PIZZA DOUGH MAKING
Mixing – this involves the mixing together of flour, water and yeast – as simple as that. At this stage, the gluten proteins begin to unfold and form water-protein complexes. Secondly, the yeast begins to feed on the sugars and starts the process of fermentation and the production of carbon dioxide. In some of our recipes, we use the “sponge” method, which involves mixing up to half of the flour in with the yeast and water mixture. This can give a slightly more aerated end product due to the longer time of fermentation.
Kneading – this improves the aeration of the dough and furthers the development of the gluten. It is best done by hand if you prefer a product with larger air bubbles but some bread machines and food mixers these days do have dough hooks, which will result in a very fine, cake-like texture. Your technique for kneading will determine the final texture of your bread or base. Your dough is well kneaded when it takes on a silky, satiny appearance. Rich, buttery or sweet doughs generally require longer kneading than others.
Rising (fermentation) – the stage when the dough is set aside and covered with a clean tea towel in a warm place. The gluten development is still happening but the main activity is the multiplication of yeast cells, which causes the dough to rise and expand. The yeast is producing more carbon dioxide, which in turn expands the air pockets resulting in the final texture. The dough should approximately double in size and then it is ready. At this stage it is important to punch the dough back to release the pressure, shape it and leave it for a further short rising. Then it is ready to be rolled out and topped.

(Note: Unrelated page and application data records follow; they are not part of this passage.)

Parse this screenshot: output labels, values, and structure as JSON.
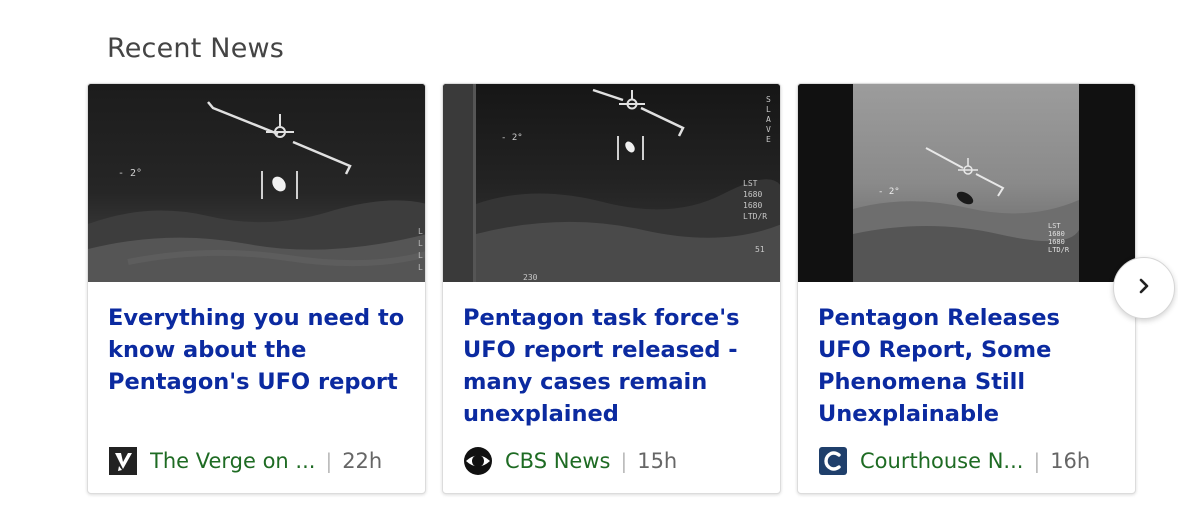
{
  "section": {
    "title": "Recent News"
  },
  "cards": [
    {
      "headline": "Everything you need to know about the Pentagon's UFO report",
      "source": "The Verge on ...",
      "time": "22h",
      "logo_icon": "verge-logo-icon"
    },
    {
      "headline": "Pentagon task force's UFO report released - many cases remain unexplained",
      "source": "CBS News",
      "time": "15h",
      "logo_icon": "cbs-eye-logo-icon"
    },
    {
      "headline": "Pentagon Releases UFO Report, Some Phenomena Still Unexplainable",
      "source": "Courthouse N...",
      "time": "16h",
      "logo_icon": "courthouse-news-logo-icon"
    }
  ],
  "controls": {
    "next_icon": "chevron-right-icon"
  },
  "colors": {
    "headline": "#0b2aa0",
    "source": "#1e6b23",
    "time": "#666666",
    "title": "#444444"
  }
}
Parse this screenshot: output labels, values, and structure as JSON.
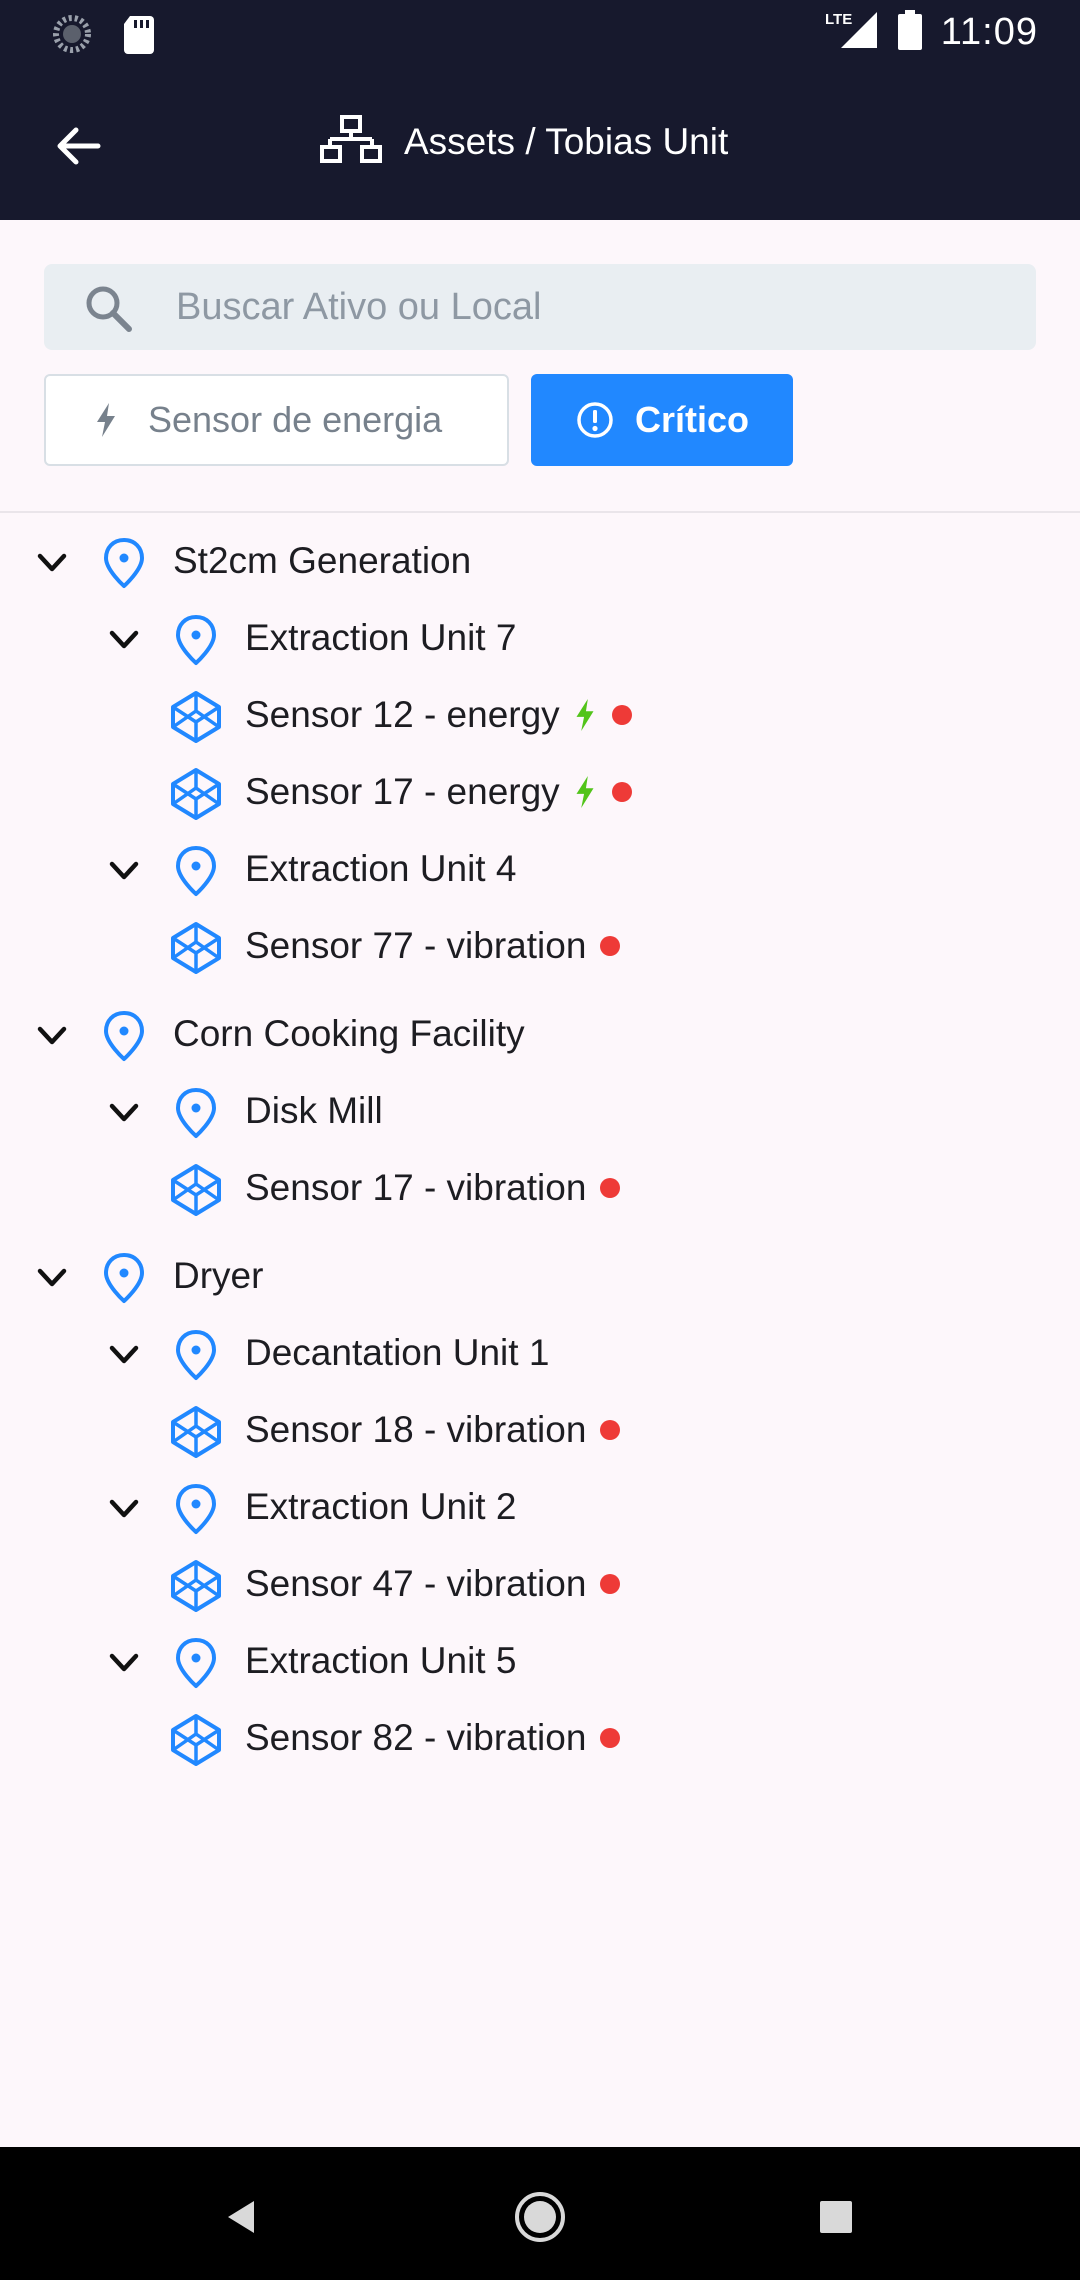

Baking – when the dough is initially put in the oven it will experience a sudden expansion as the heat will cause a rapid production of carbon dioxide. When the interior of the dough reaches about 60°C (140°F] the yeast cells will die and the rising will cease. The dough will then undergo a phase of browning which will give the dough its crispy texture. The perfectly-cooked dough should sound hollow when tapped.